Located in News Latest News
Early warning: Physicists from Giessen, Potsdam and Tel Aviv forecast "El Niño" for 2020
04/11/2019 -The serious weather phenomenon "El Niño" could soon occur again in the Pacific region. Researchers at Justus Liebig University Giessen (JLU), the Potsdam Institute for Climate Impact Research (PIK) and Bar-Ilan University in Ramat Gan, Israel, find that there will probably be another "El Niño" by the end of 2020. The prediction models commonly used do not yet see any signs of this.
Located in News Latest News
Amazon forest can be trained by higher rainfall variability – but may be no match for climate change
25.02.2019 - The Amazon rainforest has evolved over millions of years and even through ice ages. Yet today, human influences and global climate change put this huge ecosystem at risk of large-scale dieback – with major consequences for its capability as a global CO2 sink. New research published in Nature Geoscience now reveals a key player in shaping the resilience of the Amazon, and finds that regions with generally higher rainfall variability are more resilient to current and future climate disturbances. However, despite this 'training effect', the Amazon rainforest might not be able to keep up with the pace of ongoing climate change, the study shows.
Located in News Latest News
EPICC Kick-off: Strengthening international collaboration
23.11.2018 – From Dar es Salaam in Tanzania, to Lima in Peru and New Delhi in India – EPICC kicked off its transnational collaboration with a series of workshops with international government and science officials to strengthen resilience against disruptive weather phenomena and change at national, regional and local levels.
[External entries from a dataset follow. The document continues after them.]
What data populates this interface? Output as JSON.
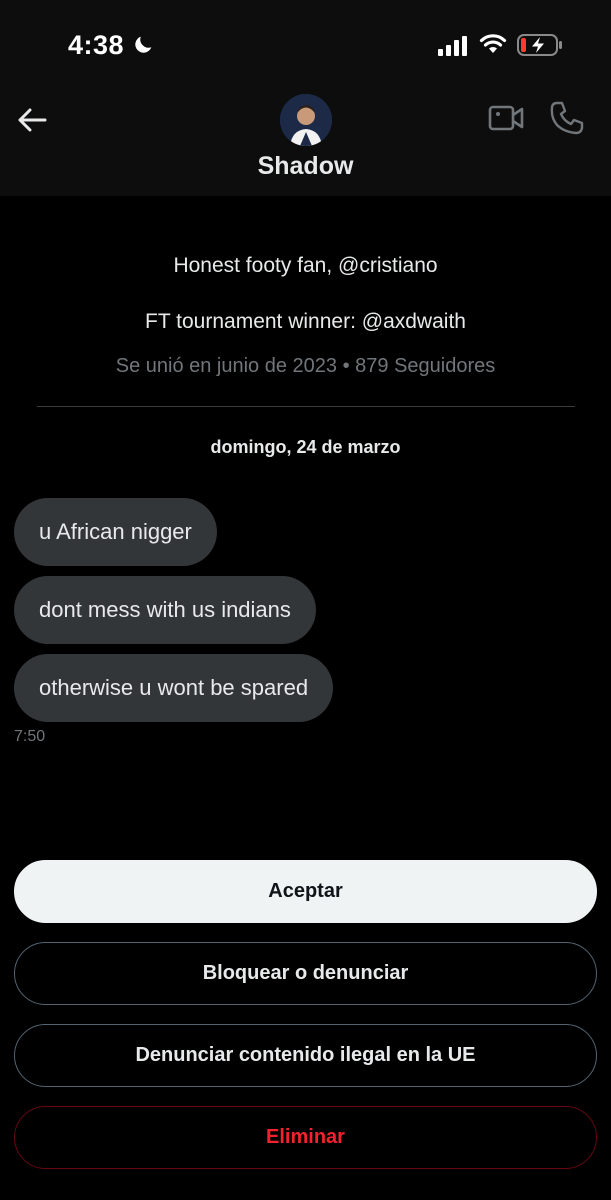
{
  "status": {
    "time": "4:38",
    "icons": [
      "moon-icon",
      "signal-icon",
      "wifi-icon",
      "battery-charging-icon"
    ]
  },
  "header": {
    "name": "Shadow",
    "icons": [
      "back-arrow-icon",
      "video-call-icon",
      "phone-call-icon"
    ]
  },
  "profile": {
    "bio_line1": "Honest footy fan, @cristiano",
    "bio_line2": "FT tournament winner: @axdwaith",
    "joined": "Se unió en junio de 2023 • 879 Seguidores"
  },
  "conversation": {
    "date": "domingo, 24 de marzo",
    "messages": [
      {
        "text": "u African nigger"
      },
      {
        "text": "dont mess with us indians"
      },
      {
        "text": "otherwise u wont be spared"
      }
    ],
    "time": "7:50"
  },
  "actions": {
    "accept": "Aceptar",
    "block_report": "Bloquear o denunciar",
    "report_illegal": "Denunciar contenido ilegal en la UE",
    "delete": "Eliminar"
  },
  "colors": {
    "background": "#000000",
    "bubble": "#333639",
    "muted_text": "#71767b",
    "danger": "#f4212e",
    "accept_bg": "#eff3f4"
  }
}
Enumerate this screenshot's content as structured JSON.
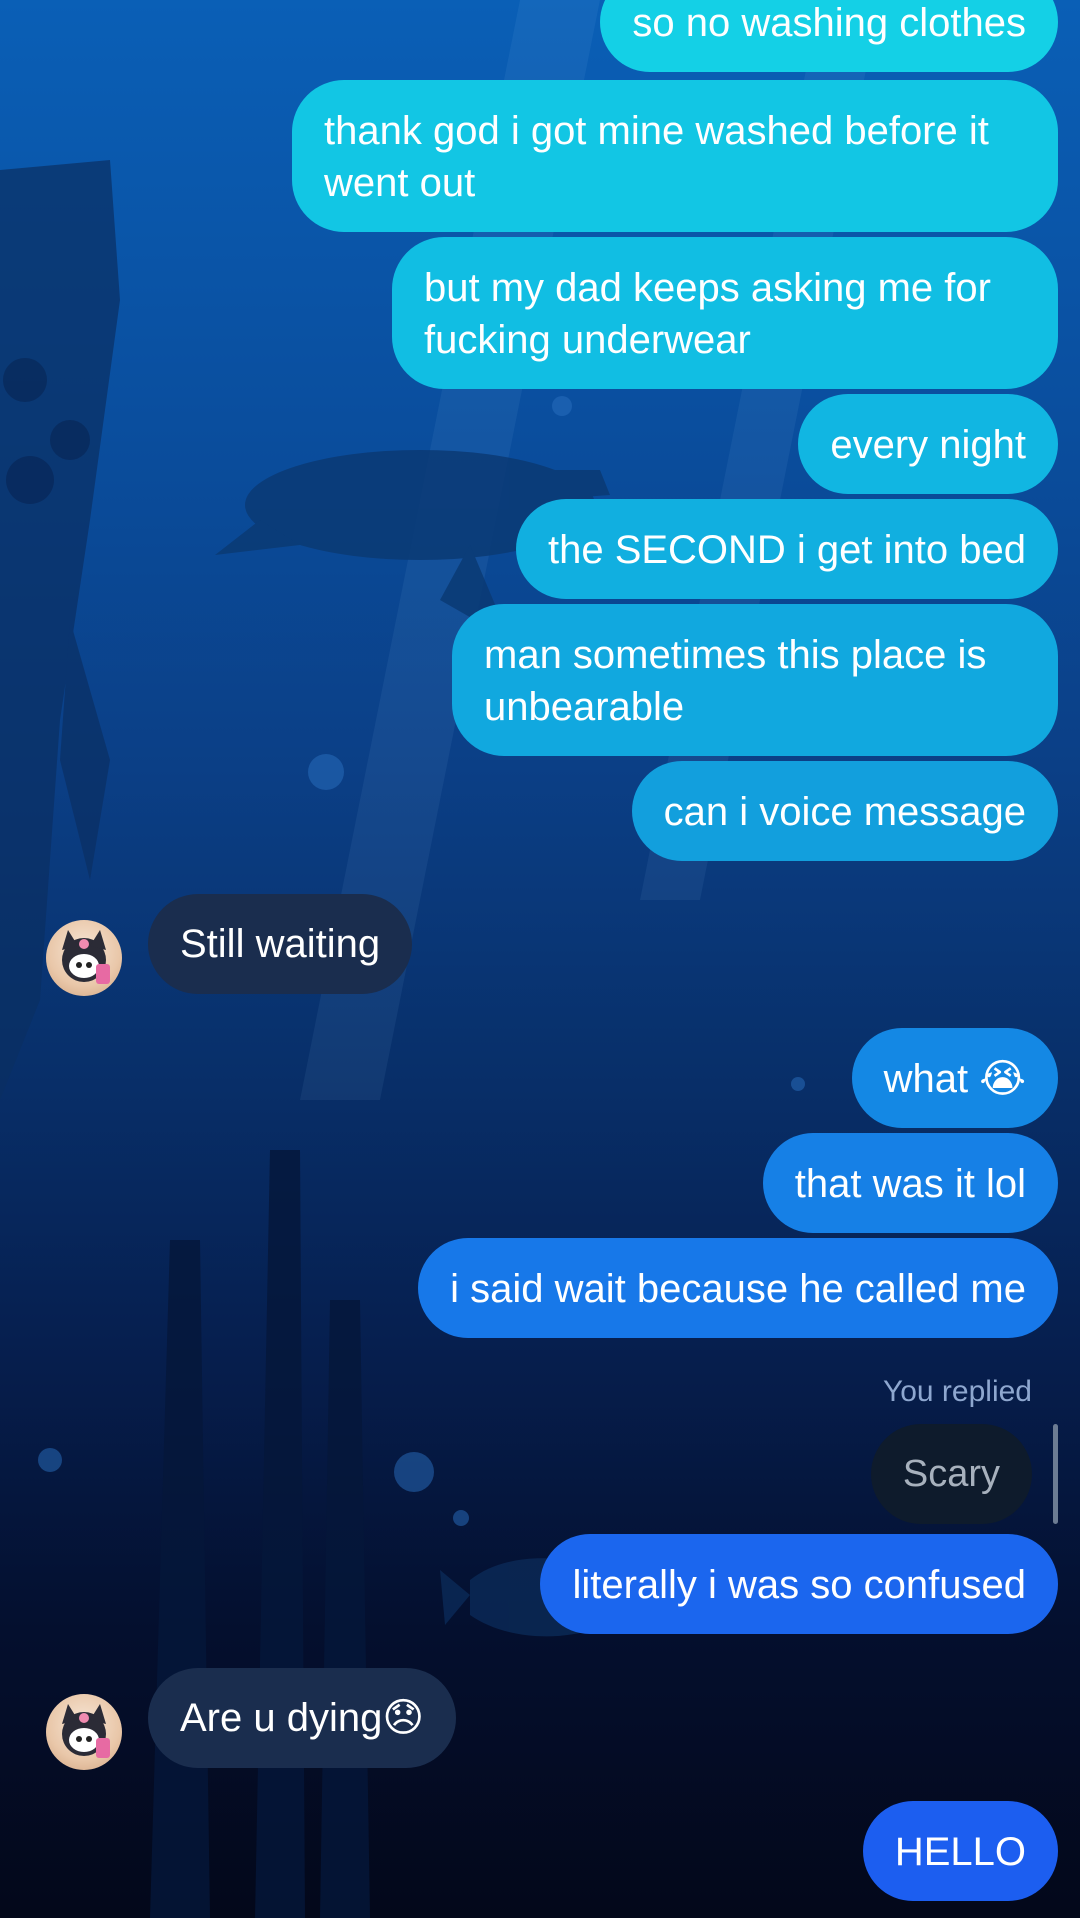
{
  "messages": [
    {
      "text": "so no washing clothes"
    },
    {
      "text": "thank god i got mine washed before it went out"
    },
    {
      "text": "but my dad keeps asking me for fucking underwear"
    },
    {
      "text": "every night"
    },
    {
      "text": "the SECOND i get into bed"
    },
    {
      "text": "man sometimes this place is unbearable"
    },
    {
      "text": "can i voice message"
    },
    {
      "text": "Still waiting"
    },
    {
      "text": "what 😭"
    },
    {
      "text": "that was it lol"
    },
    {
      "text": "i said wait because he called me"
    },
    {
      "text": "You replied"
    },
    {
      "text": "Scary"
    },
    {
      "text": "literally i was so confused"
    },
    {
      "text": "Are u dying😞"
    },
    {
      "text": "HELLO"
    }
  ],
  "colors": {
    "outgoing_top": "#14c8e6",
    "outgoing_mid": "#1296df",
    "outgoing_bottom": "#1c5ef0",
    "incoming": "#1a2d4e"
  },
  "icons": {
    "contact_avatar": "avatar-icon"
  }
}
The Potsdam Institute for Climate Impact Research (PIK) is leading the execution of the East Africa Peru India Climate Capacities (EPICC) project together with its project partners The Energy and Resources Institute (TERI), based in New Delhi, and the German Meteorological Service (DWD) in Hamburg.
Located in News Archive In Short
Adaptation in Agricultural Systems
Located in Institute Climate Resilience Research
Worldbank report with PIK: climate change can trigger migration of millions
19/03/2018 - Climate change is a driver of future migration – in a worst-case scenario, it could force more than 100 million people out of their homes by 2050. This is shown by a groundbreaking Worldbank report, co-authored by scientists from the Potsdam Institute for Climate Impact Research (PIK). Subsaharan Africa and Southern Asia are among the most affected regions, to a lesser extent also Latin America. Water scarcity and yield failures are, along with a number of other economical and social factors, becoming more and more relevant for migration within countries. This so-called internal migration is the subject of the report. However, rapid reductions of greenhouse-gas emissions can reduce this future migration by up to 80 percent, according to the report.
Located in News Archive In Short
The scientific work of Research Domain 1 is concentrated in so-called Flagship Projects. These Flagship Projects are supported by Externally Funded Projects, both with regard to contents and personnel, and are partially interlinked to other PIK research domains.
Located in Institute Research Departments Earth System Analysis